# Work task:
Extract each line holding the word "title" from the entries.

# Data for analysis:
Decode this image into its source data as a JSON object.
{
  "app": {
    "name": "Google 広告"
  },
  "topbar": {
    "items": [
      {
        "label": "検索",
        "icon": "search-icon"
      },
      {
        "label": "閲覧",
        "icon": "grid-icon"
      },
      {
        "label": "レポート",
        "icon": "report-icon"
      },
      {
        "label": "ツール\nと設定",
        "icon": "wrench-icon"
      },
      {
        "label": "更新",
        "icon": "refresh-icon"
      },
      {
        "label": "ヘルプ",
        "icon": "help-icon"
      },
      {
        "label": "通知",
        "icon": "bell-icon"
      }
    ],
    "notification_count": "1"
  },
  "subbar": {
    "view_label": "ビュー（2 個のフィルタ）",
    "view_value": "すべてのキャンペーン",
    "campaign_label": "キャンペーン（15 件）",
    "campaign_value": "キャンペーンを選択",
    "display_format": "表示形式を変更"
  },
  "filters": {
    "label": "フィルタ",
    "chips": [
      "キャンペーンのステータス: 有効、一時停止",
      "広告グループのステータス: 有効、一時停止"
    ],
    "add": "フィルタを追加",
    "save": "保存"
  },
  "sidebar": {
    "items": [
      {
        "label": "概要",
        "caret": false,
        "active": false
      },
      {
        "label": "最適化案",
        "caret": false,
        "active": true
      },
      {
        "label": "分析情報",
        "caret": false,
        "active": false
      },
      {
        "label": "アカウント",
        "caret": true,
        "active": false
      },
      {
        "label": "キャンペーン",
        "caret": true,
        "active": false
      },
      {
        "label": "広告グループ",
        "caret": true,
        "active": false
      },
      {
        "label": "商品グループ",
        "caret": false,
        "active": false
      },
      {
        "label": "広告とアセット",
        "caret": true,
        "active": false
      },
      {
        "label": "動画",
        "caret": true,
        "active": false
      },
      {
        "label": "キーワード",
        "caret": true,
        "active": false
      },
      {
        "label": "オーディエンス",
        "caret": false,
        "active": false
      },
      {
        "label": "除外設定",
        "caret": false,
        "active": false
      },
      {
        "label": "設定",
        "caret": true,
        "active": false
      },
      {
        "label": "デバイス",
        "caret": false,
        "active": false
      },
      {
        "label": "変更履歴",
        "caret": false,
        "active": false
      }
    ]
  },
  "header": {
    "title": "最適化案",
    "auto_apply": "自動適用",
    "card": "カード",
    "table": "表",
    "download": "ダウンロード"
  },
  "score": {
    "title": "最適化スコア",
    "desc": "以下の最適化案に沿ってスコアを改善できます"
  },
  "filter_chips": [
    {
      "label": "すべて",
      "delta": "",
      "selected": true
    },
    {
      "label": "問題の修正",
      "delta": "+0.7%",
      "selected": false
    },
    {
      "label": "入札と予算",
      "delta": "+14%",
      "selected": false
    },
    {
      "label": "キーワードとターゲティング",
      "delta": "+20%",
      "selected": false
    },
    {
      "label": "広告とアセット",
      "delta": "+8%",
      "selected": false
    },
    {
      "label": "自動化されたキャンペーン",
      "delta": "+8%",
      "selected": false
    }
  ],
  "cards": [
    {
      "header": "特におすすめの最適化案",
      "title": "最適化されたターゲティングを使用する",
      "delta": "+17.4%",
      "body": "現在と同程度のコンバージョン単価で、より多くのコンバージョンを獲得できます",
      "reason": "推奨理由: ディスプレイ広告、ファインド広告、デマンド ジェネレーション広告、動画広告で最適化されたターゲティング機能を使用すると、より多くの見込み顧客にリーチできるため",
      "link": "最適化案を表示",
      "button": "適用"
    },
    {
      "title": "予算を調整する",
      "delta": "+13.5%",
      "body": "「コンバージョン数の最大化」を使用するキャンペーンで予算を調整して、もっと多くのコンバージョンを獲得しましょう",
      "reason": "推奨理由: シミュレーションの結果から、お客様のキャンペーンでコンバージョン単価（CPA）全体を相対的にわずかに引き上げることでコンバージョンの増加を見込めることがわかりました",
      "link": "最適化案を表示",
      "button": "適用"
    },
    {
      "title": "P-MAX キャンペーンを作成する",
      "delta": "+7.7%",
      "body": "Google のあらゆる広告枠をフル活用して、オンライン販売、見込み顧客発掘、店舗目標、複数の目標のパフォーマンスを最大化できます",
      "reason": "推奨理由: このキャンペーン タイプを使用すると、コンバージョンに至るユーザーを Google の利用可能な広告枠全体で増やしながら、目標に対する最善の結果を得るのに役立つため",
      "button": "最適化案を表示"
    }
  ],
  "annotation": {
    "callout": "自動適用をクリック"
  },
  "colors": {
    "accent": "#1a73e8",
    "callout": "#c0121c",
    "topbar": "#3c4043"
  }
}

# Reply:
    "title": "最適化案",
    "title": "最適化スコア",
      "title": "最適化されたターゲティングを使用する",
      "title": "予算を調整する",
      "title": "P-MAX キャンペーンを作成する",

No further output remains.